*Problem statement*
Output all entries exactly as they appear and skip the pictures.
##### Material for this exercise
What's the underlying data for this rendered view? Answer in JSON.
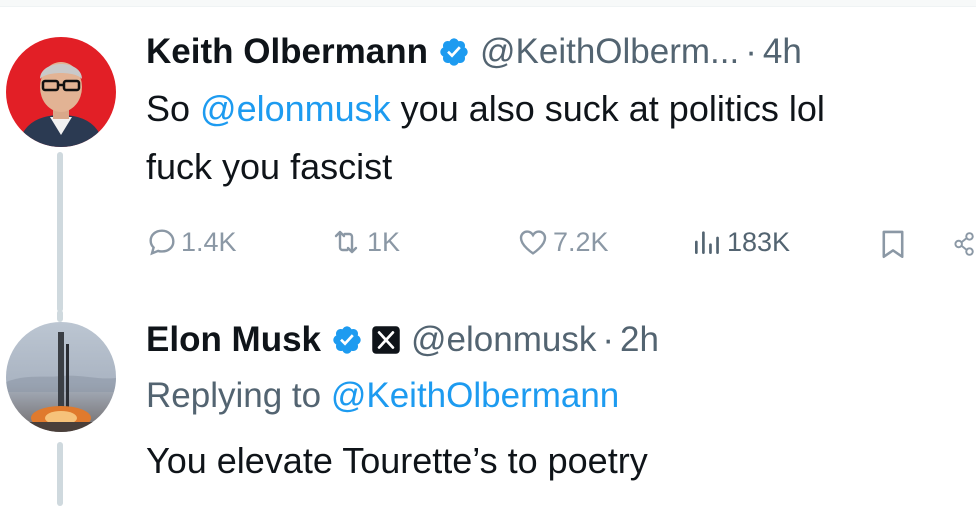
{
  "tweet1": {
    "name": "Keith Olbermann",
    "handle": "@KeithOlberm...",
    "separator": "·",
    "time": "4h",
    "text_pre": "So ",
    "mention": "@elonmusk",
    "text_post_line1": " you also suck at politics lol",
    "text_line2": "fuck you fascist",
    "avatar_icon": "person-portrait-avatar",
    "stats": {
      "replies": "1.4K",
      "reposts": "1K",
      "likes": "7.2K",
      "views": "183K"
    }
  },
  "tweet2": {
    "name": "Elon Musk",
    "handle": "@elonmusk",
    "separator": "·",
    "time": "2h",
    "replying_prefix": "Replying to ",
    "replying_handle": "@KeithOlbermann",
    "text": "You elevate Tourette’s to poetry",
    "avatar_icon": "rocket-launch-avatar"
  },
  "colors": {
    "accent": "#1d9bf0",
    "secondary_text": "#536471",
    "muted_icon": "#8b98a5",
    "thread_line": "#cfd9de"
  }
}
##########
*Exercise response*
What's the underlying data for this rendered view? Answer in JSON.
{
  "tweet1": {
    "name": "Keith Olbermann",
    "handle": "@KeithOlberm...",
    "separator": "·",
    "time": "4h",
    "text_pre": "So ",
    "mention": "@elonmusk",
    "text_post_line1": " you also suck at politics lol",
    "text_line2": "fuck you fascist",
    "avatar_icon": "person-portrait-avatar",
    "stats": {
      "replies": "1.4K",
      "reposts": "1K",
      "likes": "7.2K",
      "views": "183K"
    }
  },
  "tweet2": {
    "name": "Elon Musk",
    "handle": "@elonmusk",
    "separator": "·",
    "time": "2h",
    "replying_prefix": "Replying to ",
    "replying_handle": "@KeithOlbermann",
    "text": "You elevate Tourette’s to poetry",
    "avatar_icon": "rocket-launch-avatar"
  },
  "colors": {
    "accent": "#1d9bf0",
    "secondary_text": "#536471",
    "muted_icon": "#8b98a5",
    "thread_line": "#cfd9de"
  }
}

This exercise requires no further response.